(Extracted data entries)

- Opening Delimiter -

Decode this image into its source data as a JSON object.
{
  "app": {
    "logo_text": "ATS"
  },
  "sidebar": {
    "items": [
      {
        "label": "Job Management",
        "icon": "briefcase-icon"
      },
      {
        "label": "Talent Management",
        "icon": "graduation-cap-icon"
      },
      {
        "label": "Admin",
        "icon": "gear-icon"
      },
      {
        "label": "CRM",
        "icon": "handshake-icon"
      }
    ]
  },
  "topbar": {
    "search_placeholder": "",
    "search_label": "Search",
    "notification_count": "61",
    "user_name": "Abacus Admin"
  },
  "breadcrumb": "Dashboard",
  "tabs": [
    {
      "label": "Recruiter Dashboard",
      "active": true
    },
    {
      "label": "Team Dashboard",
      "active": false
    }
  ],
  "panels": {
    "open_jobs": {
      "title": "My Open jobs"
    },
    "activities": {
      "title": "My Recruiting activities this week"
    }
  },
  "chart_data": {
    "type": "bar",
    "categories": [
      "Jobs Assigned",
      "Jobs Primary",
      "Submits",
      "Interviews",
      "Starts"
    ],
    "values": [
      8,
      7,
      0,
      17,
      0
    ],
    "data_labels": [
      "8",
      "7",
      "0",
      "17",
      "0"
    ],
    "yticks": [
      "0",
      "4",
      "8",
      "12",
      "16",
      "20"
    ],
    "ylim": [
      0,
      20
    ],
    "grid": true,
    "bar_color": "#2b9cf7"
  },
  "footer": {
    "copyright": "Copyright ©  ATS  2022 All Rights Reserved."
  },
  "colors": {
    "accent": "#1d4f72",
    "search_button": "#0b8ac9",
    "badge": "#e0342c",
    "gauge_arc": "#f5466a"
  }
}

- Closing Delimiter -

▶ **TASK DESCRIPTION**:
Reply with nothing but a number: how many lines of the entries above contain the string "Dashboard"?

▶ **FINISHED EXERCISE**:
3